About two in the afternoon, I made it to Gander.

Saturday August 8
South Brook, NF: 200570 kms

A Norse boat at L'Anse-aux-Meadows

A Norse hut at L'Anse-aux-Meadows

Sunday August 9
Raleigh, NF: 201 188 kms
Monday August 10
North Sydney, NS: 201 986 kms

The Trans-Canada Highway through Nova Scotia

Tuesday August 11
Moncton, NB: 202 483 kms

The Trans-Canada Highway through New Brunswick

The Trans-Canada Highway through Québec

Wednesday August 12
Ottawa, ON: 203 940 kms
Tuesday August 18
Dwight, ON: 204 466 kms
Wednesday August 19
Lake Superior Provincial Park, ON: 205 286 kms
Thursday August 20
Thunder Bay, ON: 205 929 kms

The Trans-Canada Highway through Ontario

The Trans-Canada Highway through Manitoba

Friday August 21
Portage La Prairie, MB: 206 646 kms

Welcome to Neepawa, Manitoba, home of Margaret Laurence.

Welcome to Saskatchewan

The Qu'Apelle River Valley (I)

The Qu'Apelle River Valley (II)

Saturday August 22
Regina, SK: 207 255 kms
Sunday August 23
Medecine Hat, AB: 207 905 kms
Monday, August 24
Wasa, BC: 208 492 kms
Tuesday August 25
Jasper National Park, AB: 208 905 kms
Wednesday August 26
Smithers, BC: 209 717 kms
Thursday August 27
Watson Lake, YT: 210 562 kms

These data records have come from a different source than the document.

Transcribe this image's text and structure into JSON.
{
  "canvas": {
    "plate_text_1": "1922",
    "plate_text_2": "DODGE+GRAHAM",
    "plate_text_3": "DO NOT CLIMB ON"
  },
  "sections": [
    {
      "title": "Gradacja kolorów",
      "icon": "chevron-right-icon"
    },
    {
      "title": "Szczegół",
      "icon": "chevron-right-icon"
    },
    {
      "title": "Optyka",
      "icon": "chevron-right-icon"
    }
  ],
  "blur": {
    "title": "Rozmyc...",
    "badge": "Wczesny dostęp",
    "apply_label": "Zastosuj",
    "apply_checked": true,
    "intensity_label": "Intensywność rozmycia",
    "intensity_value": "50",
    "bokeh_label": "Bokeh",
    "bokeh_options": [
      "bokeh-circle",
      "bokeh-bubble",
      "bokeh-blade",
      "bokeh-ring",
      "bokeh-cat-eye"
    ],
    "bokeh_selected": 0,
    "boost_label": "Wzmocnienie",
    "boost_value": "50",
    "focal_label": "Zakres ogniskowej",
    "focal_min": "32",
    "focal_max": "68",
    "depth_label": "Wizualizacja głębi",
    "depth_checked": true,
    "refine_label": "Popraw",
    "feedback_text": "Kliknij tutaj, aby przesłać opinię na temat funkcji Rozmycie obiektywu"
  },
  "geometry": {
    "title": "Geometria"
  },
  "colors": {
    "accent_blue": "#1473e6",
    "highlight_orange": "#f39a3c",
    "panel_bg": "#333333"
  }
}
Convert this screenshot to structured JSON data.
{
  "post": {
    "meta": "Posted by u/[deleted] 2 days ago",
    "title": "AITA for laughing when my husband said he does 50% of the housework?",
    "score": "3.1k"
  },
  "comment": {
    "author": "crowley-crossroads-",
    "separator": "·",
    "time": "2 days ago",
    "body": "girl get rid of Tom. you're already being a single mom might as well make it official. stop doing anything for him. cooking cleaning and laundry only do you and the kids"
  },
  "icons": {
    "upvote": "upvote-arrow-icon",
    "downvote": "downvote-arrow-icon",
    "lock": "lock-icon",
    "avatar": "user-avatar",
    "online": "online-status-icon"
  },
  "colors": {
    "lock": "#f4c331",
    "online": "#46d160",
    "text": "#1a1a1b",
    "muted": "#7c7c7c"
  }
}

Traffic on the Alaska Highway

Teslin Lake, home of the longest over-water bridge on the Alaska Highway.

Friday August 28
Teslin, YT: 211 228 kms
Saturday August 29
Tetsa River Provincial Park, BC: 211 953 kms
Sunday, August 30
Williamson Provincial Park, AB: 212 741 kms
Monday, August 31
Stony Plain, AB: 213 140 kms
Tuesday, September 1
Ghost Lake, AB: 213 565 kms
Wednesday, September 2
Summerland, BC: 214 206 kms
Thursday, September 3
Burnaby, BC: 214 660 kms
Saturday, September 5
Vancouver, BC: 214 815 kms

The other TCH "Mile 0" marker (I)

The other TCH "Mile 0" marker (II)

Sunday, September 6
Malahat, BC: 214 986 kms
Tuesday, September 8
Bellevue, WA: 215 320 kms
Wednesday, September 9
Warrenton, OR: 215 691 kms
Thursday, September 10
Langlois, OR: 216 148 kms
Saturday, September 12
San Jose, CA: 217 182 kms
Sunday, September 13
San Simeon, CA: 217 550 kms
Monday, September 14
Encinitas, CA: 218 080 kms

Parked in front of the Hotel Del Coronado, San Diego, CA, USA (I)

Parked in front of the Hotel Del Coronado, San Diego, CA, USA (II)

Tuesday, September 15
Encinitas, CA: 218 645 kms

Parked in the Arizona Desert

But, where's John Wayne?

I wish I had air conditioning.

Wednesday, September 16
Tucson, AZ: 219 374 kms
Thursday, September 17
Flagstaff, AZ: 219 884 kms
Friday, September 18
Albuquerque, NM: 220 495 kms
Saturday, September 19
Watonga, OK: 221 362 kms
Sunday, September 20
Joplin, MO: 221 845 kms
Monday, September 21
Carlyle, IL: 222 415 kms
Tuesday, September 22
Bloomington, IN
Wednesday, September 23
Franklin, IN: 222 789 kms
Thursday, September 24
Windsor, ON 223 648 kms
Friday, September 25
Ottawa, ON: 224 483 kms